It's not often that a kind-hearted gesture results in a public health hazard. In recent months, the Cottrellville Township and two companies have been cited by the Michigan Department of Environmental Quality (DEQ) for failing to get a state-certified asbestos inspection.
Recently, a Philadelphia contractor was found guilty of violating the Clean Air Act. Not only did Anthony Biello II neglect to notify the Environmental Protection Agency and the Air Management Services in the City of Philadelphia that he was removing asbestos from a Philadelphia church in 2009, he forged documents that indicated that he received approval for the job.
Two New York men were sentenced to 21 months in prison after improperly cleaning up and disposing of asbestos materials in the city of Malone.
San Francisco City Attorney, Dennis Herrera, recently filed suit to hold a construction contractor and permit expediter accountable for asbestos exposure in multiple locations throughout the city during renovations.
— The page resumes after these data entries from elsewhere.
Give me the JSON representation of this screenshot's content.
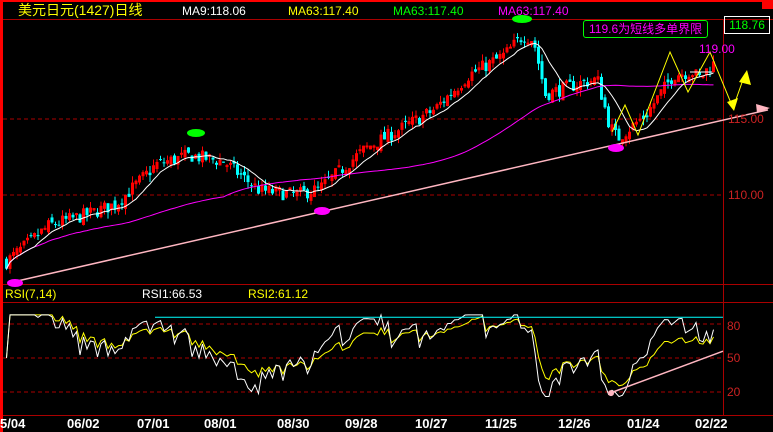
{
  "header": {
    "title": "美元日元(1427)日线",
    "ma_labels": [
      {
        "text": "MA9:118.06",
        "color": "#ffffff"
      },
      {
        "text": "MA63:117.40",
        "color": "#ffff00"
      },
      {
        "text": "MA63:117.40",
        "color": "#00ff00"
      },
      {
        "text": "MA63:117.40",
        "color": "#ff00ff"
      }
    ]
  },
  "annotations": {
    "note_box": "119.6为短线多单界限",
    "target_label": "119.00",
    "last_price": "118.76"
  },
  "rsi_header": {
    "name": "RSI(7,14)",
    "rsi1": "RSI1:66.53",
    "rsi2": "RSI2:61.12"
  },
  "chart_data": [
    {
      "type": "candlestick",
      "title": "美元日元(1427)日线",
      "y_ticks": [
        "115.00",
        "110.00"
      ],
      "y_tick_values": [
        115,
        110
      ],
      "ylim": [
        103.5,
        121.1
      ],
      "x_ticks": [
        "5/04",
        "06/02",
        "07/01",
        "08/01",
        "08/30",
        "09/28",
        "10/27",
        "11/25",
        "12/26",
        "01/24",
        "02/22"
      ],
      "close_path": [
        {
          "date": "5/04",
          "close": 105.6
        },
        {
          "date": "5/20",
          "close": 108.0
        },
        {
          "date": "06/02",
          "close": 108.7
        },
        {
          "date": "06/15",
          "close": 109.4
        },
        {
          "date": "07/01",
          "close": 112.0
        },
        {
          "date": "07/15",
          "close": 112.6
        },
        {
          "date": "08/01",
          "close": 112.2
        },
        {
          "date": "08/15",
          "close": 110.3
        },
        {
          "date": "08/30",
          "close": 110.0
        },
        {
          "date": "09/10",
          "close": 110.4
        },
        {
          "date": "09/28",
          "close": 113.0
        },
        {
          "date": "10/12",
          "close": 114.3
        },
        {
          "date": "10/27",
          "close": 115.6
        },
        {
          "date": "11/10",
          "close": 117.9
        },
        {
          "date": "11/25",
          "close": 119.2
        },
        {
          "date": "12/05",
          "close": 120.5
        },
        {
          "date": "12/10",
          "close": 120.2
        },
        {
          "date": "12/14",
          "close": 116.6
        },
        {
          "date": "12/26",
          "close": 117.3
        },
        {
          "date": "01/05",
          "close": 117.6
        },
        {
          "date": "01/12",
          "close": 114.6
        },
        {
          "date": "01/17",
          "close": 113.7
        },
        {
          "date": "01/24",
          "close": 115.3
        },
        {
          "date": "02/05",
          "close": 117.9
        },
        {
          "date": "02/12",
          "close": 118.1
        },
        {
          "date": "02/16",
          "close": 117.7
        },
        {
          "date": "02/22",
          "close": 118.76
        }
      ],
      "series": [
        {
          "name": "MA9",
          "value": 118.06,
          "color": "#ffffff"
        },
        {
          "name": "MA63",
          "value": 117.4,
          "color": "#ff00ff"
        }
      ],
      "up_color": "#ff0000",
      "down_color": "#00ffff",
      "support_line": {
        "from": {
          "date": "5/04",
          "value": 104.2
        },
        "to": {
          "date": "02/22",
          "value": 115.1
        },
        "color": "#ffb6c1"
      },
      "projection": {
        "points": [
          117.0,
          119.0,
          115.6,
          118.4
        ],
        "color": "#ffff00"
      },
      "grid": "dashed at ticks"
    },
    {
      "type": "line",
      "title": "RSI(7,14)",
      "y_ticks": [
        "80",
        "50",
        "20"
      ],
      "y_tick_values": [
        80,
        50,
        20
      ],
      "series": [
        {
          "name": "RSI1",
          "last": 66.53,
          "color": "#ffffff"
        },
        {
          "name": "RSI2",
          "last": 61.12,
          "color": "#ffff00"
        }
      ],
      "resistance_level": 86,
      "resistance_color": "#00ffff",
      "support_line": {
        "from": {
          "date": "01/12",
          "value": 19
        },
        "to": {
          "date": "02/22",
          "value": 56
        },
        "color": "#ffb6c1"
      }
    }
  ]
}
Despite its use within thousands of consumer products all over the world, asbestos was declared to be dangerous to human health in the 1970's. Since then, many rules and regulations have been put into place to minimize exposure for those that are required to handle the substance on the job. Unfortunately, these rules and regulations are not always followed.